Before copying, remove every picture, and then repeat all entries below precisely as written.

#### [Entries from a dataset of interfaces]
▽

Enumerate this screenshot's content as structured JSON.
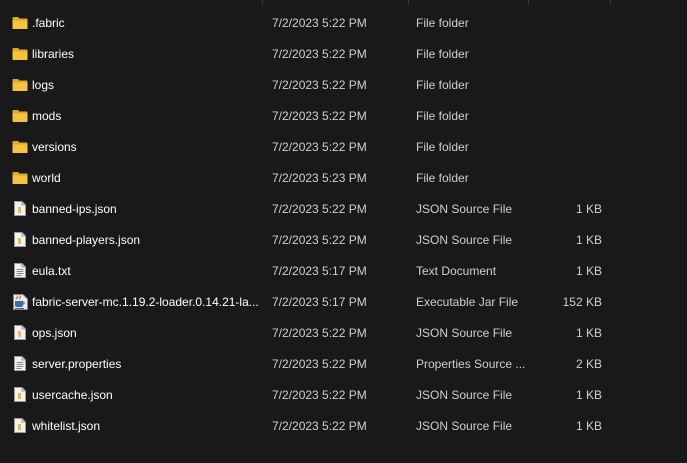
{
  "colors": {
    "background": "#191919",
    "folder": "#f5c242",
    "folder_dark": "#dfa82a",
    "text": "#ffffff",
    "secondary_text": "#cfcfcf"
  },
  "files": [
    {
      "name": ".fabric",
      "date": "7/2/2023 5:22 PM",
      "type": "File folder",
      "size": "",
      "icon": "folder-icon"
    },
    {
      "name": "libraries",
      "date": "7/2/2023 5:22 PM",
      "type": "File folder",
      "size": "",
      "icon": "folder-icon"
    },
    {
      "name": "logs",
      "date": "7/2/2023 5:22 PM",
      "type": "File folder",
      "size": "",
      "icon": "folder-icon"
    },
    {
      "name": "mods",
      "date": "7/2/2023 5:22 PM",
      "type": "File folder",
      "size": "",
      "icon": "folder-icon"
    },
    {
      "name": "versions",
      "date": "7/2/2023 5:22 PM",
      "type": "File folder",
      "size": "",
      "icon": "folder-icon"
    },
    {
      "name": "world",
      "date": "7/2/2023 5:23 PM",
      "type": "File folder",
      "size": "",
      "icon": "folder-icon"
    },
    {
      "name": "banned-ips.json",
      "date": "7/2/2023 5:22 PM",
      "type": "JSON Source File",
      "size": "1 KB",
      "icon": "json-file-icon"
    },
    {
      "name": "banned-players.json",
      "date": "7/2/2023 5:22 PM",
      "type": "JSON Source File",
      "size": "1 KB",
      "icon": "json-file-icon"
    },
    {
      "name": "eula.txt",
      "date": "7/2/2023 5:17 PM",
      "type": "Text Document",
      "size": "1 KB",
      "icon": "text-file-icon"
    },
    {
      "name": "fabric-server-mc.1.19.2-loader.0.14.21-la...",
      "date": "7/2/2023 5:17 PM",
      "type": "Executable Jar File",
      "size": "152 KB",
      "icon": "jar-file-icon"
    },
    {
      "name": "ops.json",
      "date": "7/2/2023 5:22 PM",
      "type": "JSON Source File",
      "size": "1 KB",
      "icon": "json-file-icon"
    },
    {
      "name": "server.properties",
      "date": "7/2/2023 5:22 PM",
      "type": "Properties Source ...",
      "size": "2 KB",
      "icon": "text-file-icon"
    },
    {
      "name": "usercache.json",
      "date": "7/2/2023 5:22 PM",
      "type": "JSON Source File",
      "size": "1 KB",
      "icon": "json-file-icon"
    },
    {
      "name": "whitelist.json",
      "date": "7/2/2023 5:22 PM",
      "type": "JSON Source File",
      "size": "1 KB",
      "icon": "json-file-icon"
    }
  ]
}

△

#### [Exercise response]
Enumerate this screenshot's content as structured JSON.
{
  "colors": {
    "background": "#191919",
    "folder": "#f5c242",
    "folder_dark": "#dfa82a",
    "text": "#ffffff",
    "secondary_text": "#cfcfcf"
  },
  "files": [
    {
      "name": ".fabric",
      "date": "7/2/2023 5:22 PM",
      "type": "File folder",
      "size": "",
      "icon": "folder-icon"
    },
    {
      "name": "libraries",
      "date": "7/2/2023 5:22 PM",
      "type": "File folder",
      "size": "",
      "icon": "folder-icon"
    },
    {
      "name": "logs",
      "date": "7/2/2023 5:22 PM",
      "type": "File folder",
      "size": "",
      "icon": "folder-icon"
    },
    {
      "name": "mods",
      "date": "7/2/2023 5:22 PM",
      "type": "File folder",
      "size": "",
      "icon": "folder-icon"
    },
    {
      "name": "versions",
      "date": "7/2/2023 5:22 PM",
      "type": "File folder",
      "size": "",
      "icon": "folder-icon"
    },
    {
      "name": "world",
      "date": "7/2/2023 5:23 PM",
      "type": "File folder",
      "size": "",
      "icon": "folder-icon"
    },
    {
      "name": "banned-ips.json",
      "date": "7/2/2023 5:22 PM",
      "type": "JSON Source File",
      "size": "1 KB",
      "icon": "json-file-icon"
    },
    {
      "name": "banned-players.json",
      "date": "7/2/2023 5:22 PM",
      "type": "JSON Source File",
      "size": "1 KB",
      "icon": "json-file-icon"
    },
    {
      "name": "eula.txt",
      "date": "7/2/2023 5:17 PM",
      "type": "Text Document",
      "size": "1 KB",
      "icon": "text-file-icon"
    },
    {
      "name": "fabric-server-mc.1.19.2-loader.0.14.21-la...",
      "date": "7/2/2023 5:17 PM",
      "type": "Executable Jar File",
      "size": "152 KB",
      "icon": "jar-file-icon"
    },
    {
      "name": "ops.json",
      "date": "7/2/2023 5:22 PM",
      "type": "JSON Source File",
      "size": "1 KB",
      "icon": "json-file-icon"
    },
    {
      "name": "server.properties",
      "date": "7/2/2023 5:22 PM",
      "type": "Properties Source ...",
      "size": "2 KB",
      "icon": "text-file-icon"
    },
    {
      "name": "usercache.json",
      "date": "7/2/2023 5:22 PM",
      "type": "JSON Source File",
      "size": "1 KB",
      "icon": "json-file-icon"
    },
    {
      "name": "whitelist.json",
      "date": "7/2/2023 5:22 PM",
      "type": "JSON Source File",
      "size": "1 KB",
      "icon": "json-file-icon"
    }
  ]
}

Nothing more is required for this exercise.